West Bengal, which is in the midst of a high-stakes assembly election, has the highest collection of around Rs 90,000 crore from small savings schemes like NSC and PPF among states and union territories, accounting for about 15% of the total corpus. It is followed by Uttar Pradesh, the most populous state, with a gross collection of Rs 69,660.70 crore out of a total collection of Rs 5.96 lakh crore in 2017-18 (last updated), according to data compiled by the National Savings Institute under the finance ministry.
The government rescinded a steep interest rate cut on small savings schemes announced the night before on Thursday. The ministry’s office memorandum to reverse the rate cut on small savings schemes was issued just hours after the finance minister called Wednesday’s notification an “oversight.”
While the government announces interest rates for small savings schemes at the end of each quarter, Wednesday’s decision to cut interest rates by up to 1.1% across various small savings schemes, including the Public Provident Fund (PPF) and National Savings Certificate (NSC), came a day before the second phase of voting in West Bengal and Assam.

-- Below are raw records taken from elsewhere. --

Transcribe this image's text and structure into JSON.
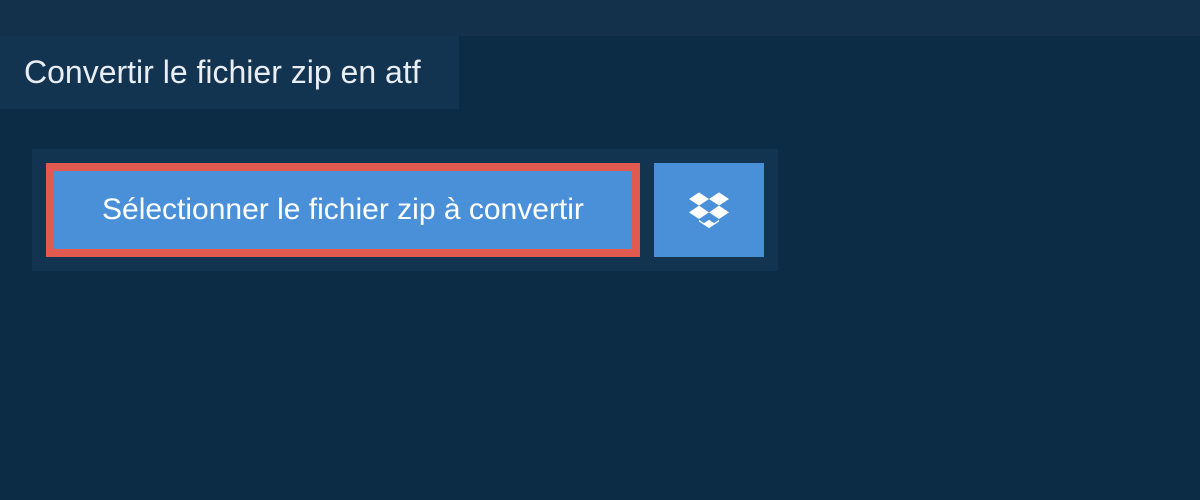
{
  "header": {
    "title": "Convertir le fichier zip en atf"
  },
  "main": {
    "select_button_label": "Sélectionner le fichier zip à convertir"
  },
  "colors": {
    "page_bg": "#0c2b44",
    "panel_bg": "#133450",
    "button_bg": "#4a90d9",
    "highlight_border": "#e05a4f"
  }
}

The rate of interest on various small savings schemes for the first quarter of 2021-22, beginning April 1 and ending June 30, 2021, would remain unchanged from those notified for the fourth quarter of 2020-21 (January 1 to March 31, 2021), the finance ministry said in an office memorandum in suppression of its previous order. According to National Savings Institute data, West Bengal has been a leader in small savings scheme collection, with collections hovering around 12-15 per cent in recent years.
The National Savings Institute is a department of the Finance Ministry’s Department of Economic Affairs.

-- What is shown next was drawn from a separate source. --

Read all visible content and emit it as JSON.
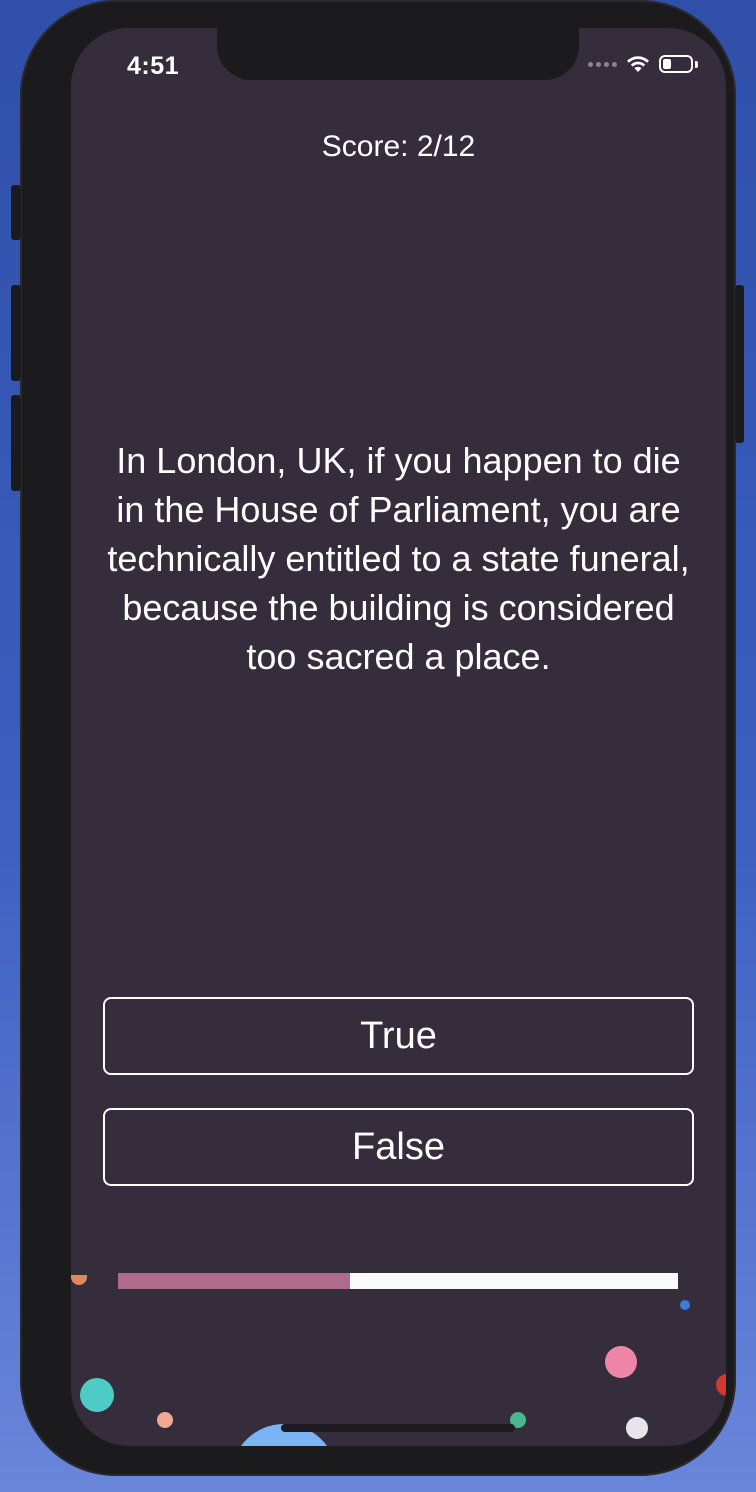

During 2017-18, Assam received Rs 9,446.37 crore, Kerala received Rs 14,763.01 crore, Puducherry received Rs 1,082.40 crore, and Tamil Nadu received Rs 28,598.18 crore. Voting for five assembly elections began on March 27, with Assam being the first to go to the polls and West Bengal concluding with its eighth phase of voting on April 29. On April 6, assembly elections in Tamil Nadu, Kerala, and Puducherry will be held in a single phase.
On May 2, the votes for the four states and one union territory, Puducherry, will be counted. Opposition leaders have expressed concern that the rate cut will be implemented after the assembly elections.

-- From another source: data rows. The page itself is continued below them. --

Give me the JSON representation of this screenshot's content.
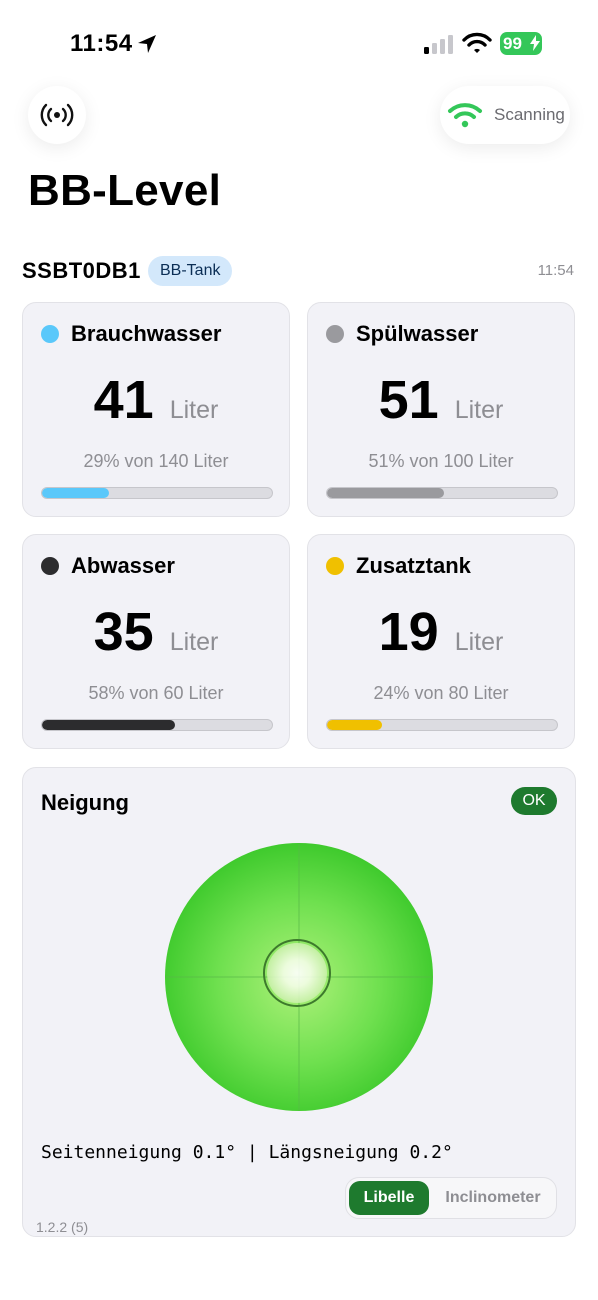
{
  "status_bar": {
    "time": "11:54",
    "battery": "99"
  },
  "header": {
    "scan_label": "Scanning",
    "title": "BB-Level"
  },
  "device": {
    "id": "SSBT0DB1",
    "badge": "BB-Tank",
    "time": "11:54"
  },
  "tanks": [
    {
      "name": "Brauchwasser",
      "value": "41",
      "unit": "Liter",
      "percent_text": "29% von 140 Liter",
      "fill_fraction": 0.29,
      "color": "#5ac8fa"
    },
    {
      "name": "Spülwasser",
      "value": "51",
      "unit": "Liter",
      "percent_text": "51% von 100 Liter",
      "fill_fraction": 0.51,
      "color": "#9a9a9e"
    },
    {
      "name": "Abwasser",
      "value": "35",
      "unit": "Liter",
      "percent_text": "58% von 60 Liter",
      "fill_fraction": 0.58,
      "color": "#2c2c2e"
    },
    {
      "name": "Zusatztank",
      "value": "19",
      "unit": "Liter",
      "percent_text": "24% von 80 Liter",
      "fill_fraction": 0.24,
      "color": "#f0c000"
    }
  ],
  "tilt": {
    "title": "Neigung",
    "status": "OK",
    "readout": "Seitenneigung 0.1° | Längsneigung 0.2°",
    "modes": [
      "Libelle",
      "Inclinometer"
    ],
    "active_mode": "Libelle",
    "version": "1.2.2 (5)"
  },
  "colors": {
    "accent_green": "#1e7a2e",
    "level_green": "#4cd137",
    "badge_blue": "#d3e8fb"
  },
  "icons": {
    "left_button": "antenna-icon",
    "scan": "wifi-icon",
    "location": "location-arrow-icon"
  }
}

Taking a swipe at Finance Minister Nirmala Sitharaman after she announced that the government will withdraw orders to reduce interest rates on small savings schemes, the Congress said on Thursday that it is difficult to imagine how the economy works when such a duly approved order affecting crores of people can be issued by an “oversight.”
When inflation is around 6% and expected to rise, the BJP government is offering interest rates below 6%, hitting savers and the middle class below the belt, according to senior Congress leader P Chidambaram. “The BJP government decided to launch another attack on the middle class by slashing interest rates and profiting. When caught, the FM uses the lame excuse of “inadvertent error.” “On Twitter, the former finance minister stated.
The Trinamool Congress mocked the Centre as well. While Derek O’Brien and Mahua Moitra dismissed it as an April Fool’s joke, Yashwant Sinha, who recently switched from the BJP to the TMC, tweeted, “Rollback Modi.”
Sitaram Yechury, General Secretary of the CPM, expressed concern that the government had only postponed the cuts to allow for the assembly elections. Uttar Pradesh is followed by Maharashtra, which collected Rs 63,025.59 crore, and Gujarat, which collected Rs 48,645.28 crore. Gross collection only accounts for inflows and does not account for redemption.
The gross collection data includes small savings collections in post offices as well as bank collections. Because most small savings schemes have a lock-in period, they provide the government with long-term funds. It contributes to the financing of the fiscal deficit.